29. Security Groups• Assumes a quasi-trusted Layer 2 network• Filtering/isolation happens at the bridge level (think ebtables)• Deny by default
30. Accounts, Domains, and Projects• CloudStack has a top-level domain called ROOT• You can create sub-domains• You can create 3 types of accounts, admins, domain-admins, or users• Projects can be used to hold resources for time-limited projects• Supports LDAP integration• CloudStack’s account system is very simple – don’t make it more complicated!
31. Usage Accounting• Provides stats that can be used for billing (but is not a billing solution)• Usage stats show: VM count, CPU usage, disk allocation and use, network usage over time.• Integration howtos for importing to Excel, Ubersmith, Amysta, and Cloud Portal.
32. Trying CloudStack
33. DevCloud• DevCloud is a VirtualBox image w/nested virt.• Grab the DevCloud image from:http://wiki.cloudstack.org/display/COMM/DevCloud• Log in via the GUI:http://localhost:8080/client• SSH to DevCloud:ssh -p 2222 root@localhostUsername: admin Password: password• DevCloud KVM – effort to run DevCloud on a KVM host

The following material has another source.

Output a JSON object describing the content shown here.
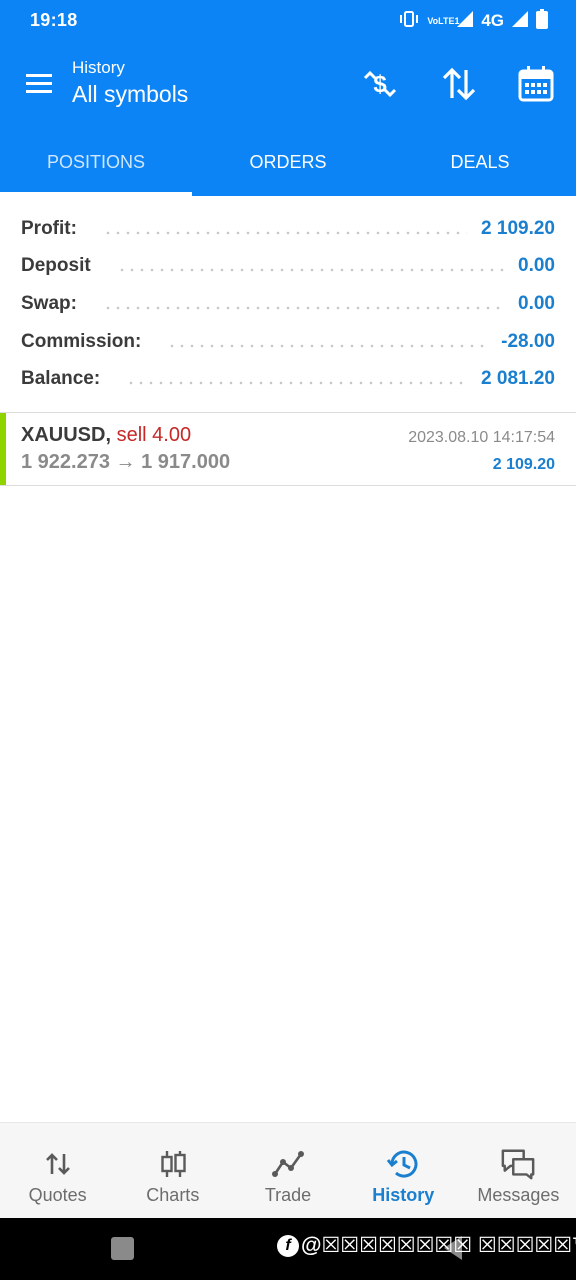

34. CloudStack Runbook• Minimal install (1 server)• Written by David Nalley w/fixes from the community• http://people.apache.org/~ke4qqq/runbook /• Focuses on CentOS w/KVM – other runbooks in process for Ubuntu w/Xen or KVM.